Babies have to be watched 24/7. That's the reality. It does in fact put a massive kink in your life, and unless you're independently wealthy and/or have a live-in grandma, there are going to be dramatic moments you'll just have to miss. I'm sure, of course, that in all these TV shows there's some reasonable explanation; they just don't *include* the frantic 10 pm call to the babysitter explaining that Mom just *has* to chase down her husband to yell at him for playing too many video games, she'll pay time-and-a-half! But it leaves anyone who actually is a parent asking themselves, "Where is the baby? Who is watching the baby?"
And in real life, when you take a baby somewhere, they can be very intrusive. Doubly so for a toddler. You have to consider their usual schedule, they will definitely melt down if they can't have a nap when they are used to one, and even a toddler on his best behavior is a great deal of trouble. But even if you've got an infant and they are peacefully slumbering in a carrier, people always think they're intrusive, even when they're not. They do not (with rare exceptions) say, "Oh, cute, you brought a baby with you!" They say, "Are you serious about this job?" Or, "This is a nice restaurant, not a Chuck E. Cheese." People vary, but in any group of ten people or so there's likely to be someone who dislikes babies.
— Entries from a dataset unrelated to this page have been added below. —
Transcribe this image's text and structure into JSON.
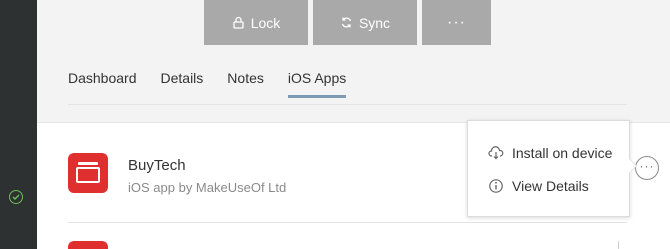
{
  "toolbar": {
    "lock_label": "Lock",
    "sync_label": "Sync",
    "more_label": "···"
  },
  "tabs": [
    {
      "label": "Dashboard",
      "active": false
    },
    {
      "label": "Details",
      "active": false
    },
    {
      "label": "Notes",
      "active": false
    },
    {
      "label": "iOS Apps",
      "active": true
    }
  ],
  "apps": [
    {
      "name": "BuyTech",
      "subtitle": "iOS app by MakeUseOf Ltd",
      "icon_color": "#e02f2f"
    }
  ],
  "row_menu": {
    "button_label": "···",
    "items": [
      {
        "label": "Install on device",
        "icon": "cloud-download-icon"
      },
      {
        "label": "View Details",
        "icon": "info-circle-icon"
      }
    ]
  },
  "colors": {
    "button_gray": "#a9a9a9",
    "tab_underline": "#7e9bb5",
    "app_red": "#e02f2f",
    "sidebar_dark": "#2e3131",
    "check_green": "#6dbb54"
  }
}
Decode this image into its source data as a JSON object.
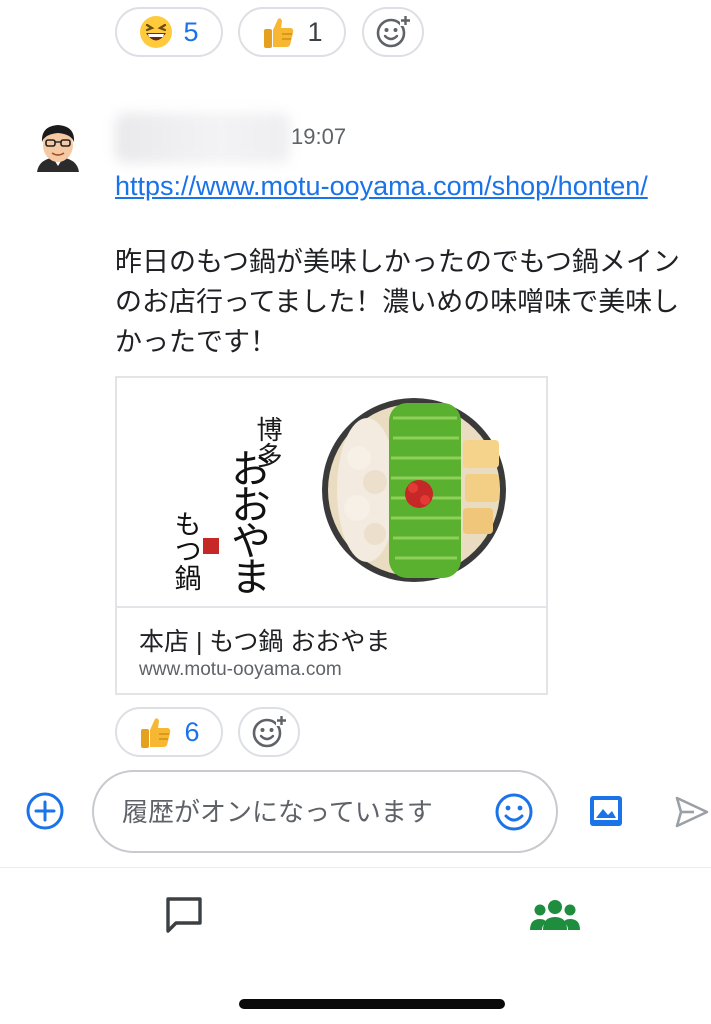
{
  "top_reactions": [
    {
      "emoji": "grinning-squinting-face",
      "count": "5"
    },
    {
      "emoji": "thumbs-up",
      "count": "1"
    }
  ],
  "message": {
    "sender_name": "",
    "time": "19:07",
    "link": "https://www.motu-ooyama.com/shop/honten/",
    "text": "昨日のもつ鍋が美味しかったのでもつ鍋メインのお店行ってました！濃いめの味噌味で美味しかったです！"
  },
  "preview": {
    "logo_text_1": "博多",
    "logo_text_2": "おおやま",
    "logo_text_3": "もつ鍋",
    "logo_seal": "大山",
    "title": "本店 | もつ鍋 おおやま",
    "domain": "www.motu-ooyama.com"
  },
  "bottom_reactions": [
    {
      "emoji": "thumbs-up",
      "count": "6"
    }
  ],
  "composer": {
    "placeholder": "履歴がオンになっています"
  },
  "colors": {
    "accent": "#1a73e8",
    "nav_active": "#1e8e3e",
    "nav_inactive": "#3c4043"
  }
}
Now, of course, TV shows and real babies aren't all the same. Some real babies act like movie babies (quiet and totally accepting of whatever you do) and some pregnancies and labors actually go like on TV, which is why the scriptwriters thought that was realistic. And we can ignore the little details (like newborns not being newborns, or babies very obviously leaning away from the person who is supposed to be their parent) because of course there is only so much you can expect a baby "actor" to be able to do.
The only TV shows I've seen that consistently portray babies and parenthood realistically are Jane the Virgin and Call the Midwife. The former is so good that I want to make every first-time mother watch it. It covers the real stuff -- the emotional journey of motherhood, the anxiety, mother's groups, juggling childcare, the conflict between career and parenting, postpartum depression, breastfeeding problems. My only tiny quibble is that there is no way a girl of Jane's economic class and frugal habits would have such gorgeous maternity clothes. She never wears the same thing twice and it's all super cute. Your average real pregnant woman, by 40 weeks, is wearing the same pair of maternity sweatpants every day and her belly is hanging out of an XL tshirt. Nice maternity clothes are hard to find and extremely pricey.
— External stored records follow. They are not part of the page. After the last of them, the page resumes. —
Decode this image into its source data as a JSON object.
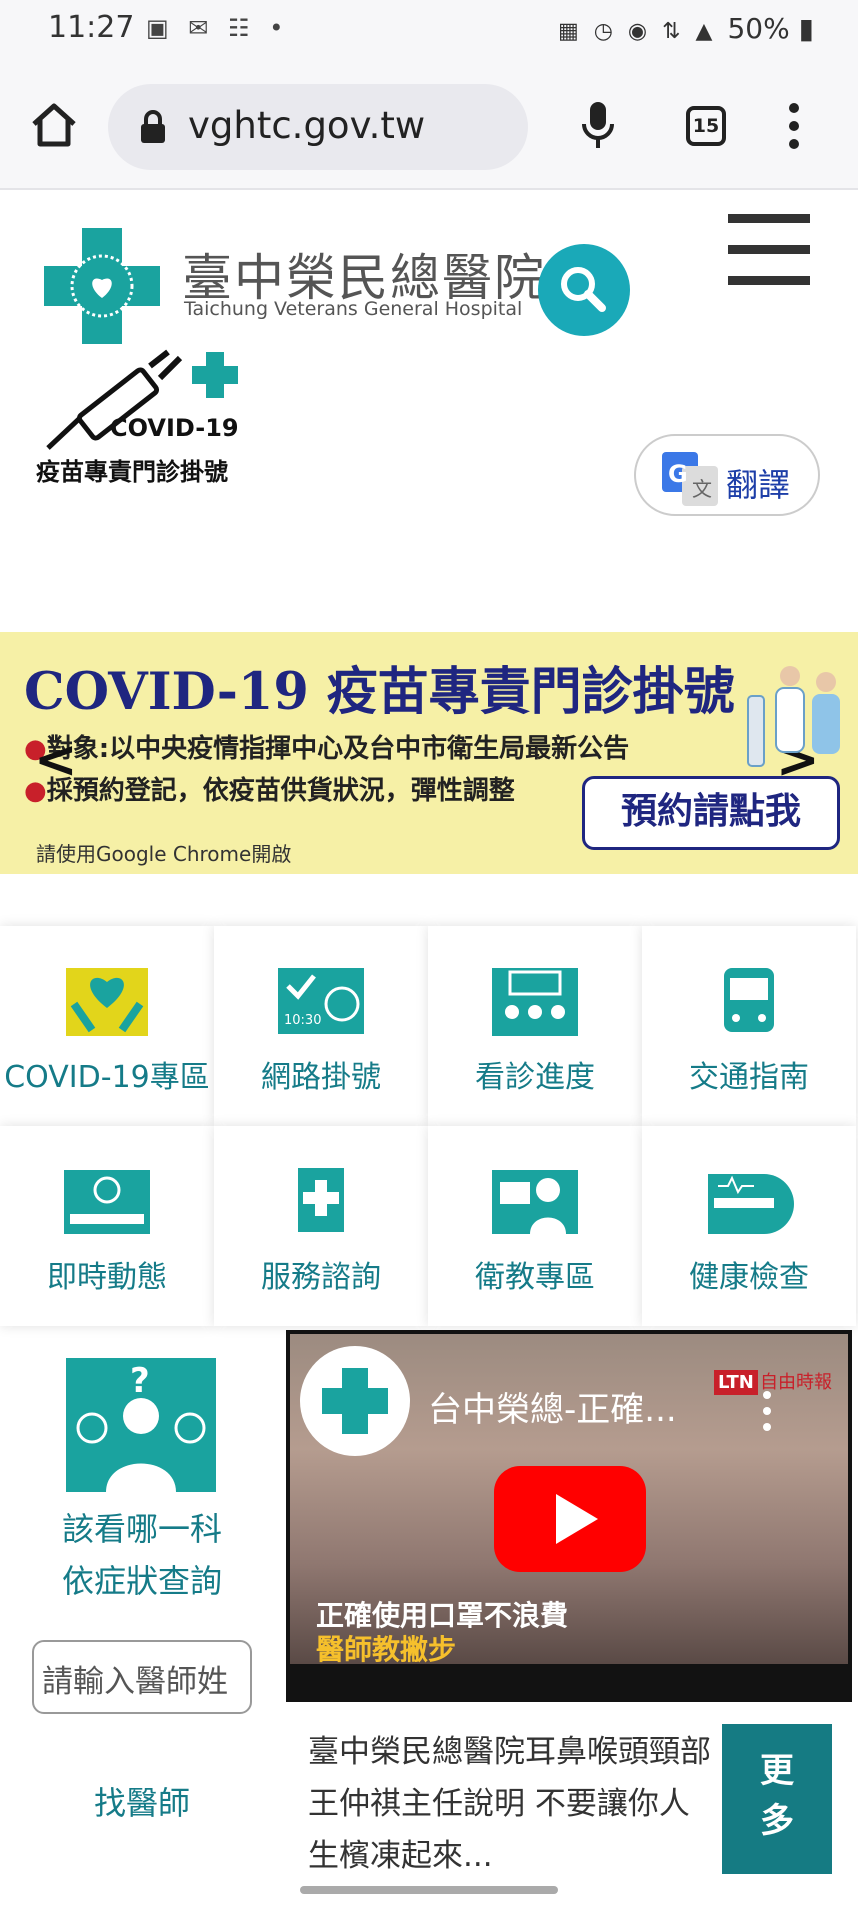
{
  "status_bar": {
    "time": "11:27",
    "battery": "50%"
  },
  "browser": {
    "url": "vghtc.gov.tw",
    "tab_count": "15"
  },
  "header": {
    "hospital_name": "臺中榮民總醫院",
    "hospital_name_en": "Taichung Veterans General Hospital",
    "vaccine_badge_title": "COVID-19",
    "vaccine_badge_sub": "疫苗專責門診掛號",
    "translate_label": "翻譯"
  },
  "banner": {
    "title": "COVID-19 疫苗專責門診掛號",
    "line1": "對象:以中央疫情指揮中心及台中市衛生局最新公告",
    "line2": "採預約登記，依疫苗供貨狀況，彈性調整",
    "note": "請使用Google Chrome開啟",
    "cta": "預約請點我",
    "prev": "<",
    "next": ">"
  },
  "tiles": [
    {
      "label": "COVID-19專區",
      "icon": "hands-heart-icon"
    },
    {
      "label": "網路掛號",
      "icon": "online-register-icon"
    },
    {
      "label": "看診進度",
      "icon": "queue-board-icon"
    },
    {
      "label": "交通指南",
      "icon": "bus-icon"
    },
    {
      "label": "即時動態",
      "icon": "question-bed-icon"
    },
    {
      "label": "服務諮詢",
      "icon": "medical-kit-icon"
    },
    {
      "label": "衛教專區",
      "icon": "nurse-icon"
    },
    {
      "label": "健康檢查",
      "icon": "scanner-icon"
    }
  ],
  "symptom": {
    "line1": "該看哪一科",
    "line2": "依症狀查詢",
    "doctor_placeholder": "請輸入醫師姓",
    "find_doctor": "找醫師"
  },
  "video": {
    "title": "台中榮總-正確...",
    "caption1": "正確使用口罩不浪費",
    "caption2": "醫師教撇步",
    "ltn": "LTN",
    "ltn_text": "自由時報"
  },
  "news": {
    "text": "臺中榮民總醫院耳鼻喉頭頸部王仲祺主任說明 不要讓你人生檳凍起來...",
    "more_1": "更",
    "more_2": "多"
  },
  "colors": {
    "teal": "#1aa39f",
    "teal_text": "#157b88",
    "banner_bg": "#f6f0a6",
    "navy": "#1f2680"
  }
}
And as for Call the Midwife, it absolutely is what labor and birth are like. True, it was the 60's, so some obstetrical practices have changed, but the stages of birth are accurately depicted, along with the emotional challenges of each. I would recommend it to anyone who wants to have kids someday, as well as everyone who thinks the past was so much better than now. But I don't recommend it if you're actually pregnant -- it will make you ugly-cry about 50% of the time.
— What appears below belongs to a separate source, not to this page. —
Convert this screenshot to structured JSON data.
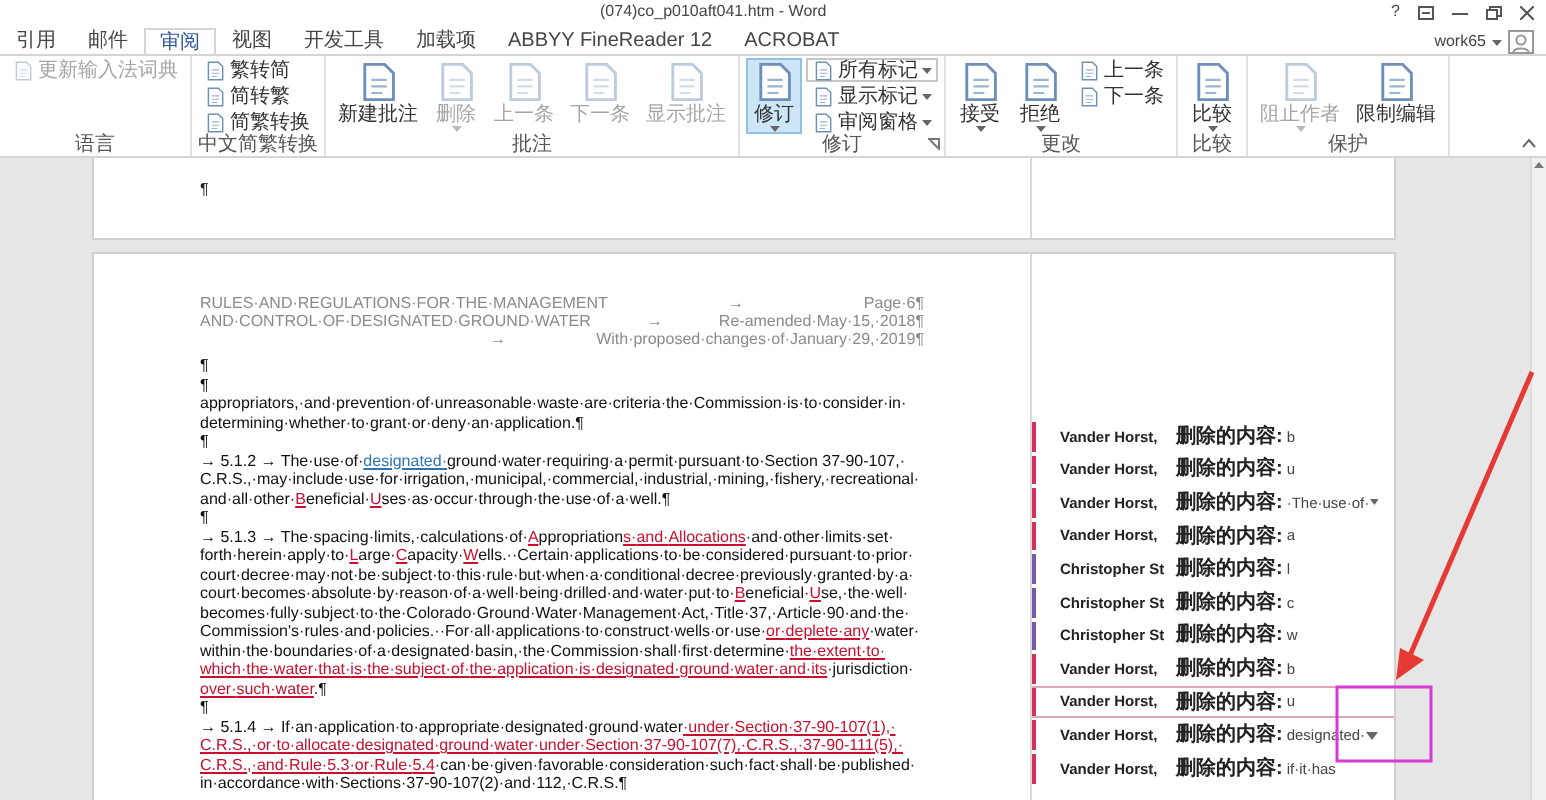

Scrubs is hit-or-miss -- you can tell some of the scriptwriters have kids and some don't. There's a PPD episode that is totally raw and real ... and then there are whole episodes where apparently no one actually remembers they even have kids. And even the shows that manage babies terribly have their moments. House MD has a scene where a mother wonders if being a parent was the right choice, and it hit me where I live. And on Friends when Phoebe has the babies .... well, there was one very real moment in there. (Also, her maternity overalls? Hideous but tempting ... no waistband!)
I'm sure I didn't include all the terrible inaccuracies of TV parenthood -- feel free to chime in!